At the entrance to the Temple of Apollo in Delphi was the inscription, “Know thyself.” Those two simple words form the beginning and most important element of emotional intelligence. One of the key lessons we learn in this area is self-knowledge about how we react when where are stressed and triggered. This knowledge is especially important for trainers, as we are normally standing in the front of a room with attendees’ eyes (hopefully) fixed on us.

When we are triggered, there is nowhere to run, and we are forced to manage it in the moment. I would like to offer two simple exercises to help us move away from being triggered and all the limitations it imposes on us.

Your training session is going well. So far, it’s been a good group, apart from two learners who are beginning to annoy you. One of them keeps flashing you a look of contempt, and all of a sudden, without your ever giving your body permission, you begin to feel tense, and you feel your face becoming flushed. Your heart beats faster, and your breath rate increases. Your mind is distracted, and all you can focus on is that look. You’ve been triggered.
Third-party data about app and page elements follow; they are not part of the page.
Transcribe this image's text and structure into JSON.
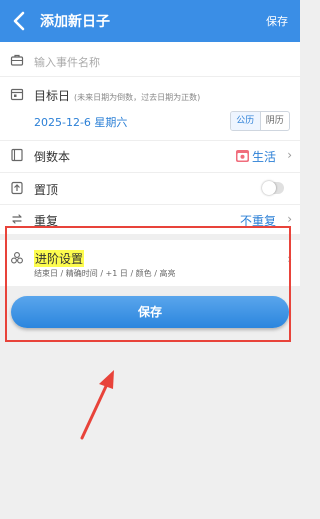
{
  "appbar": {
    "title": "添加新日子",
    "save_label": "保存"
  },
  "form": {
    "event_name_placeholder": "输入事件名称",
    "target_label": "目标日",
    "target_hint": "(未来日期为倒数，过去日期为正数)",
    "date_value": "2025-12-6 星期六",
    "calendar_options": [
      "公历",
      "阴历"
    ],
    "calendar_selected": "公历",
    "book_label": "倒数本",
    "book_value": "生活",
    "pin_label": "置顶",
    "pin_enabled": false,
    "repeat_label": "重复",
    "repeat_value": "不重复"
  },
  "advanced": {
    "title": "进阶设置",
    "subtitle": "结束日 / 精确时间 / +1 日 / 颜色 / 高亮"
  },
  "save_button": {
    "label": "保存"
  },
  "colors": {
    "appbar": "#3a8ee6",
    "accent": "#2b7fd6",
    "highlight": "#fdfc4e",
    "annotation": "#e8433a"
  },
  "icons": [
    "back-arrow-icon",
    "briefcase-icon",
    "calendar-icon",
    "book-icon",
    "pin-icon",
    "repeat-icon",
    "gear-cluster-icon",
    "chevron-right-icon",
    "life-calendar-icon"
  ]
}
Sound familiar? While each of our triggers is unique, our reaction is broadly the same. What’s more, most of these reactions begin before we are aware of them. As much as we like to think that we are evolved and sophisticated, when it comes to how we react to stressors, we are closer to our cavewoman and caveman ancestors that we like to think.

Human beings are wonderfully made to survive, and the limbic part of our brain is constantly scanning for threats. When a threat is detected, an amazing set of reactions takes place. Oxygen is diverted form the brain to the lungs in case we need to make a quick escape. Our hearts beat faster, pushing blood to our legs for the same reason.

This system was perfect for the mornings when we wandered out of the cave and saw a woolly mammoth. We went into automatic functioning, with no thought required. The problem is that this survival system is still firmly in place, even though the woolly mammoths are long gone. When to comes to threats, our brains do not distinguish between real, imagined or relived threats. They are all treated the same way.

Adding insult to injury is the impact of that initial diversion of oxygen. When we are triggered and we go into a reactive space, our tendency is to look at things as black and white. Our ability for learning decreases, we tend to look for quick-fix answers and our capacity for curiosity decreases. We are less able to use humor, and things become more serious. Needless to say, this situation is less than optimal while facilitating training.

So, what are your options? There are two things you can do in the moment.

1. Focus on Your Breathing.

Research is only beginning to show the numerous benefits of being able to breathe properly and returning to that simple action when we are triggered. We are taught many things in life and school, but, unfortunately, learning to breathe properly is not high on the list. Our breathing should be rhythmic, engaging the diaphragm. When we are triggered, our breathing tends to become shallower and moves from the diaphragm up to our chest. Taking time to readjust your breath and regain this simple rhythm can work wonders. It also helps return oxygen to your brain, reengaging the higher functions you need.

2. Take a Seven-Second Vacation.

When you are triggered, place your attention for one second on your feet. Feel them touching the ground. That simple act of awareness can move you out of your present train of thought. For three seconds, breathe in and out. Notice what parts of your body are feeling tense and hot or cold. For three more seconds, breathe out and visualize the tension leaving your body. Notice your stance, and make a quick adjustment so that you are standing straight and open, letting your body return to a more confidence pose.

I still am annoyed with myself when I become triggered and let something small get the better of me. I have learned, however, rather than demonize each episode, to tell myself that this reaction is a reminder of my amazing biology, which kept my ancestors safe. All I have to do is breathe.